Alex Lasker

A photo of a penguin skeleton's seemingly never-ending neck is sending internet users into a tailspin and causing them to question everything they thought they knew about the flightless birds.

The Twitter account 41 Strange, which is run by authors who routinely share weird or interesting photos from around the web, tweeted out an image of a taxidermy penguin standing next to the skeletal version of itself in a nature exhibit.

Immediately, social media users began to comment on the skeleton’s shockingly long spine — which does not seem to match with the bird’s stocky external appearance — with one man writing, "I need a minute to process."

His reaction has since been shared nearly 130K times and has racked up 592K likes.

Some Twitter users also compared the group revelation to the shock and horror we all experienced back in 2017 when we learned that owls actually have incredibly long legs hiding under their feathers.

For those of you who might be wondering the reason behind the stout external appearance of a penguin's long neck, experts say it apparently provides better insulation for hunting in cold habitats than the leaner neck of some other cold-habitat-dwelling birds, such as the Imperial cormorant.

Credit: Getty

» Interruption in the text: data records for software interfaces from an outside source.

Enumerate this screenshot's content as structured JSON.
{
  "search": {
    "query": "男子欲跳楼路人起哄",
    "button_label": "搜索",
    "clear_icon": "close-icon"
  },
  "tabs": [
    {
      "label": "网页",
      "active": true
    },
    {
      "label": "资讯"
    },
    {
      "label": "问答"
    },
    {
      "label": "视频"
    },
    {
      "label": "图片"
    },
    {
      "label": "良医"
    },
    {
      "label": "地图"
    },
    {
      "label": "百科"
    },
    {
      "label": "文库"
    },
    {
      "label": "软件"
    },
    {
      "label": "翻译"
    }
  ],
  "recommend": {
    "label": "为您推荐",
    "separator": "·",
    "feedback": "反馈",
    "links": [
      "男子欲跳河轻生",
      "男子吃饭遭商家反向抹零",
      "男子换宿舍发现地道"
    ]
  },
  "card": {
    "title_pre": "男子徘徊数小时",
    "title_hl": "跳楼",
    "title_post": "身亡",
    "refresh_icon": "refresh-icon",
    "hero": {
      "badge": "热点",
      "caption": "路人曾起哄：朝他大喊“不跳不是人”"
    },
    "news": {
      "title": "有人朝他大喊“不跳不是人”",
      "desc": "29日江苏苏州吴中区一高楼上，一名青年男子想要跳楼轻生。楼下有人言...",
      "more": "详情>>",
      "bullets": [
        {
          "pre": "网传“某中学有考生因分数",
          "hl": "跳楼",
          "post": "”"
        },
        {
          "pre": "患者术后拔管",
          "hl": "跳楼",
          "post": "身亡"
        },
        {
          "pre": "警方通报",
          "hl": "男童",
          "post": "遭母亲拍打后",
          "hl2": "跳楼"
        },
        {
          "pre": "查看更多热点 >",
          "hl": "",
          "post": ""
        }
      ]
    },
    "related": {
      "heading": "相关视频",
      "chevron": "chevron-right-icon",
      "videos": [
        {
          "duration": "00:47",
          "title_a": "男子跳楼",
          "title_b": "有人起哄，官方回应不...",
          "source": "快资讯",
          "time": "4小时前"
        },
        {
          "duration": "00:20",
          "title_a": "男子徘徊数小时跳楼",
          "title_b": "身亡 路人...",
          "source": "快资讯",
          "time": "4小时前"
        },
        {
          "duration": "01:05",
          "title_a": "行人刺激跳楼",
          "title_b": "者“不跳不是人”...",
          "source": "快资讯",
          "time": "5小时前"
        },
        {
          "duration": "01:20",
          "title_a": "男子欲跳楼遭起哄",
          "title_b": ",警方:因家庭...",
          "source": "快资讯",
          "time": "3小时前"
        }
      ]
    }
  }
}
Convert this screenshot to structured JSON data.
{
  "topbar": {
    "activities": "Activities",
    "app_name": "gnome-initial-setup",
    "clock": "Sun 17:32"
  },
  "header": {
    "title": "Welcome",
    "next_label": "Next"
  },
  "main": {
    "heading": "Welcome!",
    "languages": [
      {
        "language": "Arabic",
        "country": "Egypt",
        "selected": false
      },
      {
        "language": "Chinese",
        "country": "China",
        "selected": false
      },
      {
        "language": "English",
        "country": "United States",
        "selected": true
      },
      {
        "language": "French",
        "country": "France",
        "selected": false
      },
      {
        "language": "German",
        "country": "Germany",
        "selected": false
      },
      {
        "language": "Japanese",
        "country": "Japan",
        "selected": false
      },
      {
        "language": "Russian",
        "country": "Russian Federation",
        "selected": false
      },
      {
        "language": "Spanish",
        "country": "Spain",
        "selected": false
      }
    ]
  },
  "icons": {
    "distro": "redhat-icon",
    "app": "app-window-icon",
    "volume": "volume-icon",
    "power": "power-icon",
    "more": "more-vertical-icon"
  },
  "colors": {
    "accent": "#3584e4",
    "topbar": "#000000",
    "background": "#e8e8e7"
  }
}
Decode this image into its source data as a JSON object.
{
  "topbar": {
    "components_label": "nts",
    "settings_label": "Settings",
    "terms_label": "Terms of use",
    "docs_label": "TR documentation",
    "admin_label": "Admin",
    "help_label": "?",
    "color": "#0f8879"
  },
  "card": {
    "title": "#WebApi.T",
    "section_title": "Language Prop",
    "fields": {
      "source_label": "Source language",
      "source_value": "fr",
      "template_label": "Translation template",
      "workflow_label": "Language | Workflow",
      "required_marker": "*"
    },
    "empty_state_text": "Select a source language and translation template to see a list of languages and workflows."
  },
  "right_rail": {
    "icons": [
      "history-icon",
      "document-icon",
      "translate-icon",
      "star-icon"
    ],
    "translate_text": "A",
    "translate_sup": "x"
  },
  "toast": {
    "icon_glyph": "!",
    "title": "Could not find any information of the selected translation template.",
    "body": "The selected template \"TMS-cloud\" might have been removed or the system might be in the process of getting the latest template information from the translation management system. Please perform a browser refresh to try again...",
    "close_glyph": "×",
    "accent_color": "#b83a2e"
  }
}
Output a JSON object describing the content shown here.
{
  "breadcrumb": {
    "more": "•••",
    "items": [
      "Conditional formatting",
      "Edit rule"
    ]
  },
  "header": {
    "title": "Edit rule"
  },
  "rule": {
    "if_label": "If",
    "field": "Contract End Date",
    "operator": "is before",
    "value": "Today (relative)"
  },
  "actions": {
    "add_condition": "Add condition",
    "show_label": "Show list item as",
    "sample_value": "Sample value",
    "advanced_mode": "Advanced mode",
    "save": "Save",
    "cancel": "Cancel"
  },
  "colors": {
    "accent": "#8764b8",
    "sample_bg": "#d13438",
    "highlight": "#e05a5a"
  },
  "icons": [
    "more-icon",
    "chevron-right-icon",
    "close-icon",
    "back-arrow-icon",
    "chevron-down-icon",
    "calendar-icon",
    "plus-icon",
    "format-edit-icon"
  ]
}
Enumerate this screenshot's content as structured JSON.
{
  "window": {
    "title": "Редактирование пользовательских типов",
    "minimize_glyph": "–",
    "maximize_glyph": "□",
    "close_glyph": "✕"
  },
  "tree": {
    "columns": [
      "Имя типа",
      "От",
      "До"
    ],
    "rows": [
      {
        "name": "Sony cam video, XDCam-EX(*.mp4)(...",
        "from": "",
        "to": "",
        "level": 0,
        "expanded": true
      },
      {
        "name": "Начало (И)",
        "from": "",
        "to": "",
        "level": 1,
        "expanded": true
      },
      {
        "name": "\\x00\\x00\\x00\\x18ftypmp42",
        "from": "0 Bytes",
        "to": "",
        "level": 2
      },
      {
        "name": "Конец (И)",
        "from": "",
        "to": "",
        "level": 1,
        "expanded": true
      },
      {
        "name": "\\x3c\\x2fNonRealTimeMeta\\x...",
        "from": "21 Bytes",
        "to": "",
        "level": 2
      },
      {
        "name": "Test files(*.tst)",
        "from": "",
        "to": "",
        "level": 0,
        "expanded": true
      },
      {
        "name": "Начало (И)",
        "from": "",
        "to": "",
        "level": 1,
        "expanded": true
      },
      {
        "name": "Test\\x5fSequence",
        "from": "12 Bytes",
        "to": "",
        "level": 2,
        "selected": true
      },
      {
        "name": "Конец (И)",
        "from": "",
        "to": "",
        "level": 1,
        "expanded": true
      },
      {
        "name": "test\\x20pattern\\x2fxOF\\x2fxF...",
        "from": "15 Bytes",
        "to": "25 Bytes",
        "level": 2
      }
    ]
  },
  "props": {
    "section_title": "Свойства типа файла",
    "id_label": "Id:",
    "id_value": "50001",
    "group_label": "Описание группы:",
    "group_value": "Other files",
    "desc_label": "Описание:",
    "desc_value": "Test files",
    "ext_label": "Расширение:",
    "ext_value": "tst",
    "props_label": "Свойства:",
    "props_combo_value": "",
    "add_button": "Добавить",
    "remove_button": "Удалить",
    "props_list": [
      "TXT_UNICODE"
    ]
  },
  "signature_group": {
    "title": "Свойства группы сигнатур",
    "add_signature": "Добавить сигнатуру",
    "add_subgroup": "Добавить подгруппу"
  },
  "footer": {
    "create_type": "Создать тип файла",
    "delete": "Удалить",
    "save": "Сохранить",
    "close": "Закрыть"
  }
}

However, a 2017 study that examined Imperial cormorants and Magellanic penguins — both of which live on the southern coasts of Argentina and Chile — found that the cormorants' long and lanky necks actually helped the birds conserve energy when hunting, allowing for faster neck movement, which offset the amount of heat it caused them to lose in the frigid ocean.